Dr. Pinn's spring 2021 lectures explore two questions — two related queries motivated in part by the rabid nationalism and marginalization of despised populations marking so much of public life in the United States. He frames them with respect to the way in which religious supporters of nationalism have buttressed their position using theological language and religious principles drawn from their reading of scripture. Mindful of this, is there a way for liberal religionists, and humanists more broadly, to read scripture so as to counter Christian justifications for national disregard and hostility? In other words, are there life lessons within scripture that support a more progressive and justice-minded agenda for personal living in community?
By re-reading three key narratives these lectures aim to help Unitarian Universalists in particular, and a wider liberal-humanist audience in general, rethink the lessons taught by the Bible. The goal in so doing is to offer an alternate religious-theological grammar and network of principles that better position liberal religionists to think and speak a more complex sense of injustice and justice.
Pinn is the Agnes Cullen Arnold Professor of Humanities and Professor of Religious Studies at Rice University. He has published several books advancing scholarship related to religion and culture and has lectured nationally and internationally on topics related to his intellectual interests in black religion, humanism, and religion and popular culture.
Job’s wife reveals an unexpected truth, and confronts us with a hard question: What are we willing to live (and die) for?
Respondent: Kim Hampton, Earlham School of Religion graduate, independent consultant, and researcher on the intersections of race, religion, and popular culture
When: Friday, May 7, 2021, 7:00 pm CDT
Where: Hosted on Zoom by First Unitarian Society of Minneapolis
The biblical character of Nimrod shows us the value of perpetual rebellion, a necessary virtue for our times.
Respondent: Rev. Marlin Lavanhar, Senior Minister, All Souls Unitarian Church, Tulsa, Oklahoma
When: Friday, May 14, 2021, 7:00 pm EDT
Where: Hosted on Zoom by First Church in Boston
There are characters we love to hate.
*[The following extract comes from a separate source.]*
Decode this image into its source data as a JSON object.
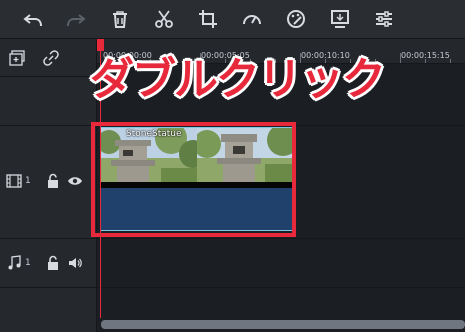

Judas is one of them. But from another angle he is also a person with a deep and contradictory commitment to political transformation.
Respondent: Mark Hicks, PhD, Angus MacLean Professor of Religious Education, Meadville Lombard Theological School, Chicago, Illinois
When: Friday, May 21, 2021, 7:00 pm CDT
Where: First Unitarian Universalist Church of Houston
These lectures are offered free of charge.